### Given records:
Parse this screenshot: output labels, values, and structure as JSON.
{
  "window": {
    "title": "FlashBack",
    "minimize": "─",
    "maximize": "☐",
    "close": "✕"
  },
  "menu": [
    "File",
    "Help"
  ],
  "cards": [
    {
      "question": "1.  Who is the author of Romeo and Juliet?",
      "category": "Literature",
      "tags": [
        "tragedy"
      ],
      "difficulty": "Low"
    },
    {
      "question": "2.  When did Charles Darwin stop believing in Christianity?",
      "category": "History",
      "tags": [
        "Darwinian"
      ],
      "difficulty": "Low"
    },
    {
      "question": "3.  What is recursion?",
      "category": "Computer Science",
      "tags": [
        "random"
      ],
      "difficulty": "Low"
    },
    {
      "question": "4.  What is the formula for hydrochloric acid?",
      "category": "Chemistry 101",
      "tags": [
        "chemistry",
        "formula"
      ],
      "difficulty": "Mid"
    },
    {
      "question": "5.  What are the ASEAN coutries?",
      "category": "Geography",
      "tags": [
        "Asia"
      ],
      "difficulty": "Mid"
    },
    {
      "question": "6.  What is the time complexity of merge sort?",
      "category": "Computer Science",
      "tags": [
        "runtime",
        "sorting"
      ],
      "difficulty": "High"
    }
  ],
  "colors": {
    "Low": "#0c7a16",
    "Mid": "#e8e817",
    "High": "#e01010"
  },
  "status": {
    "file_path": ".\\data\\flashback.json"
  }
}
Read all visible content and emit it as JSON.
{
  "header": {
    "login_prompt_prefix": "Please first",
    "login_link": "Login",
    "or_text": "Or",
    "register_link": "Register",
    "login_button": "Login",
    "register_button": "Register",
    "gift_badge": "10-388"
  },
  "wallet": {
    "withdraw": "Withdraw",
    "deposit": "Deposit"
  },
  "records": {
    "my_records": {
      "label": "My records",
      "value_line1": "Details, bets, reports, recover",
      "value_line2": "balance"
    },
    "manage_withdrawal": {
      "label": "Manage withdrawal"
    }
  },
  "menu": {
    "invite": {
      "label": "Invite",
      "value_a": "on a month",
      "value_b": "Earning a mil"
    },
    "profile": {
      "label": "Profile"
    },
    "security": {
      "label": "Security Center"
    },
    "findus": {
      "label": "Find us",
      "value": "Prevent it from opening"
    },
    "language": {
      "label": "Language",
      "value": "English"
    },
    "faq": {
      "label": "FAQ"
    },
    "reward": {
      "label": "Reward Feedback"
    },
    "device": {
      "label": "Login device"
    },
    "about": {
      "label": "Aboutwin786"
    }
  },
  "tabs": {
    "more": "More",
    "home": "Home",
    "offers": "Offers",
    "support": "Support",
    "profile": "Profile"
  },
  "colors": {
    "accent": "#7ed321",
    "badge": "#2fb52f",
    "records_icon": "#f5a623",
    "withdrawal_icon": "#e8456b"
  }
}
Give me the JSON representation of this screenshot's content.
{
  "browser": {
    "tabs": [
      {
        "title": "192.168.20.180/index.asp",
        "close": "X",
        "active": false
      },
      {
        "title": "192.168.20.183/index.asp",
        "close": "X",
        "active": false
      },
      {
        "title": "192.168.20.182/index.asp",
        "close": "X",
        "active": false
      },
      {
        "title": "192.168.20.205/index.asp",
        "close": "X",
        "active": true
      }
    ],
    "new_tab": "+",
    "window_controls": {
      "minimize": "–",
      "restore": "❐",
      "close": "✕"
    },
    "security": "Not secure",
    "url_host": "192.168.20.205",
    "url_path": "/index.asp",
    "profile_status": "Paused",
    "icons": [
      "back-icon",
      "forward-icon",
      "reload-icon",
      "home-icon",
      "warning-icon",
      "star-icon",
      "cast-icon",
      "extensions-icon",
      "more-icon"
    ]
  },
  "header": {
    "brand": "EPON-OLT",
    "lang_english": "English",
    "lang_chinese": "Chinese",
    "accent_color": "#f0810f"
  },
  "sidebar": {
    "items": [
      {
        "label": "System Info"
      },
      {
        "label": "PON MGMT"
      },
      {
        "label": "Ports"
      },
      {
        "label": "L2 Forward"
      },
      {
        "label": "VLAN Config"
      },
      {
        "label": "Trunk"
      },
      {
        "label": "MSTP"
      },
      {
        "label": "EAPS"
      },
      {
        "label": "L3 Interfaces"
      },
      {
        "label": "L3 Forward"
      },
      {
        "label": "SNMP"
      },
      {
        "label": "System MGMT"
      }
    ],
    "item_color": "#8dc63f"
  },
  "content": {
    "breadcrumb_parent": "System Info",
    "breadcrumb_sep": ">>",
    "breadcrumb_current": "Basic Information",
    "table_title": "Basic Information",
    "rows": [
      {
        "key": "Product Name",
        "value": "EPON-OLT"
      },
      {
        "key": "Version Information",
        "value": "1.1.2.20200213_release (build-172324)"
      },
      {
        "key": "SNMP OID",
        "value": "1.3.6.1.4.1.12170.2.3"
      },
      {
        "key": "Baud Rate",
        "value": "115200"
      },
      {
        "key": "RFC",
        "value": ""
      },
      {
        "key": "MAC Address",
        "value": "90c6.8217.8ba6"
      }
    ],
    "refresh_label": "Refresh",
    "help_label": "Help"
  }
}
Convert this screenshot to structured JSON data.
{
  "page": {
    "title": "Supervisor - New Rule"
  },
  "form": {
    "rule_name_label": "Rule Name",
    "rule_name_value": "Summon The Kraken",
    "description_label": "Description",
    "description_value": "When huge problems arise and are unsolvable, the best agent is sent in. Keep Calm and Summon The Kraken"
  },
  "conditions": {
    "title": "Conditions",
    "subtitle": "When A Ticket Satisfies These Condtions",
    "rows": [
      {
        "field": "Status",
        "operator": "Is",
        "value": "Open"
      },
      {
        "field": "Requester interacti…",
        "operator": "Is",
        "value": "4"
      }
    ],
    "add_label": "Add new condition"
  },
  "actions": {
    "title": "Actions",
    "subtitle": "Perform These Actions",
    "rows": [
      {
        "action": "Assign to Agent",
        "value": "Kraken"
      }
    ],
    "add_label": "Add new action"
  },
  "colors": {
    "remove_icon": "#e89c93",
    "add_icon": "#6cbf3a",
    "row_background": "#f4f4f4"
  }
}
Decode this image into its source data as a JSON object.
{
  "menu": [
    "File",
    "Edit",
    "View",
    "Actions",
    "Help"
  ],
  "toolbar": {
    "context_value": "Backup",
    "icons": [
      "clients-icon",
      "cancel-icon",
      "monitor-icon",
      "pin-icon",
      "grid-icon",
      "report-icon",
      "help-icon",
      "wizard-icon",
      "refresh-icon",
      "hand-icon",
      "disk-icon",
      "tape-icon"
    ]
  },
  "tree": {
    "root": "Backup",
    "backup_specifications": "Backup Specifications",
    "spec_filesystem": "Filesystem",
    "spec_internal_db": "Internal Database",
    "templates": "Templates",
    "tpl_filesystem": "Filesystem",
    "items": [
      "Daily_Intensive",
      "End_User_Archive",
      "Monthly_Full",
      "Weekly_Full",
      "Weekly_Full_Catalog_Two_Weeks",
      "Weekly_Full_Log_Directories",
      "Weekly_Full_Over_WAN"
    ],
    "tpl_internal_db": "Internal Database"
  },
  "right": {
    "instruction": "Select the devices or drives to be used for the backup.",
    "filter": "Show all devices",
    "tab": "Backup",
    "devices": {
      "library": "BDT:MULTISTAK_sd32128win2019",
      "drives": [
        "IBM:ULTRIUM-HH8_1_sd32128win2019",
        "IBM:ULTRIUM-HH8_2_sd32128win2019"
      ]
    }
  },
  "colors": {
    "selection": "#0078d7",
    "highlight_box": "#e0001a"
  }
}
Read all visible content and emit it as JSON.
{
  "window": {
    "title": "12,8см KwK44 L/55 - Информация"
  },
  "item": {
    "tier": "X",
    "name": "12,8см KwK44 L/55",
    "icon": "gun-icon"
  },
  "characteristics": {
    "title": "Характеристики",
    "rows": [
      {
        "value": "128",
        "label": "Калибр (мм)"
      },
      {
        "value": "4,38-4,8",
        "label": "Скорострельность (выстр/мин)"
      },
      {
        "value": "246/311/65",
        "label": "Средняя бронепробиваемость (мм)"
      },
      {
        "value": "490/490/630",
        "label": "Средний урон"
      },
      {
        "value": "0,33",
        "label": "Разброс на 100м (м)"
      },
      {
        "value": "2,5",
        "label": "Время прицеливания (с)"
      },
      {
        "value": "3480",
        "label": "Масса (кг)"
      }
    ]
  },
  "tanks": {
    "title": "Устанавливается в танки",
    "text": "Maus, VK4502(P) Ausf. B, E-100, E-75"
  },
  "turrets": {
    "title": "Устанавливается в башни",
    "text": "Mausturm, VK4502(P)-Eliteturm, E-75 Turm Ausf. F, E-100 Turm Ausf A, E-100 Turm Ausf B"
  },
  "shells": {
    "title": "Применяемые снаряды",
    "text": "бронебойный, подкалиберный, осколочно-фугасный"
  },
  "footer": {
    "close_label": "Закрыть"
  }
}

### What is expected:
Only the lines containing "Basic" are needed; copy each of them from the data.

### Output for this task:
    "breadcrumb_current": "Basic Information",
    "table_title": "Basic Information",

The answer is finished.